Different people like different things. But this is a design [Gehry’s] that is quite an extraordinary remembrance of President Eisenhower, and that will transform this plot of land.
This is neither an innocent nor a simple statement. Its bookends are ultimately dismissive: (1) differences of opinion are simple matters of personal taste which aren’t worth talking about (except, we assume, among the professionals who know better), and (2) “transformation,” although it only means “change,” suggests the idea of improvement–highly arguable in this case. (Construction of a Five Guys would be a really welcome transformation in this neighborhood, too.) But then consider the stuffing: the design is “quite an extraordinary remembrance.” Well yes, “extraordinary,” another word which is value-free, but meant to imply a positive idea. It simply means unusual, remarkable, sweeping: things that might be said of the design of the QE2 as well as the sinking of the Titanic. More to the point, what “remembrance”? The only remembering prompted by this memorial are the afterthought elements–the sculptures littered around and overwhelmed by the huge architectural forms. They may communicate, but Gehry’s abstractions can only reflect what others see in them; they carry no memory. They are the surface of the pond, not the well of wisdom.

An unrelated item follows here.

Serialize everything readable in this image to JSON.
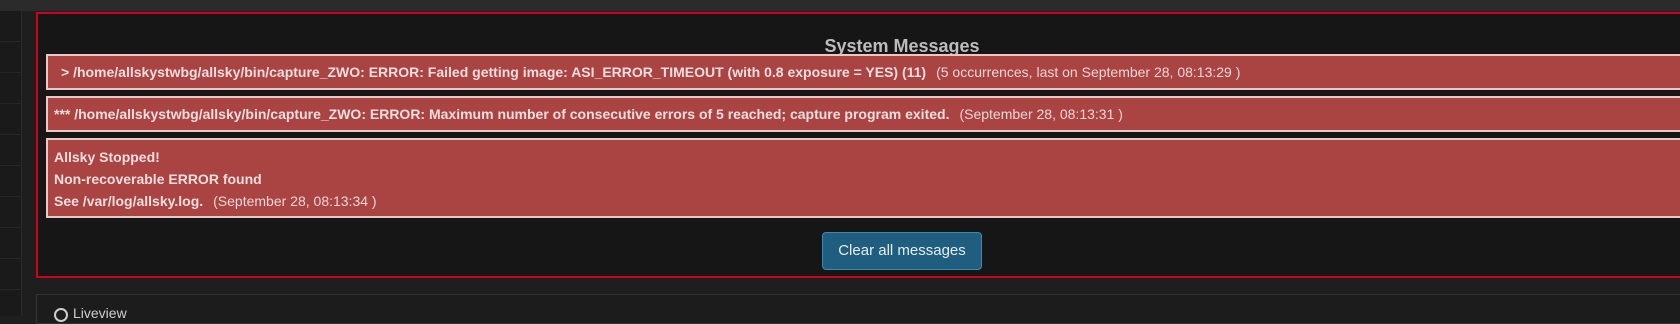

Memoria is not just a root word taken from a dead language. Memoria references a canon of rhetoric, which is about the shaping and presentation of speech. Memoria is about argument and inquiry; it is the recall of points within a debate. That is where established languages of architecture are useful for memorial purposes. We grow up with traditions that seep into our common understanding. Whether or not a person can articulate the differences between each of the Orders, they usually recognize their general connection with institutions dedicated to the common good, and prevailing, positive values that have been commended since antiquity. The fact that our institutions sometimes fail us is not a reason to reject this heritage; it is reason to demand that the institutions–and let’s be clear, we’re talking about people who are in charge of them–live up to their promise. Arguments that these ideals are invalid are cynical at best, and nihilistic at worst.
The Gehry memorial should not be rejected because it is in a modernist style, or because it is too big, too expensive, or will be too hard to maintain. It should be rejected because it fails to do its job to contribute to contemporary public discourse on its subject and will not share that understanding with future generations. It communicates a trendy image that is destined to be outdated, which is not just disrespectful of its subject but an indictment of our public attitude toward history. And if in that way it is indicative of the zeitgeist, it is the emblem of a people who have given up caring about and learning from their own legacy.
See the Memorial Commission website for best images of the proposal
Ulysses S. Grant Memorial (Henry Merwin Shrady & architect William Pearce Casey, 1902)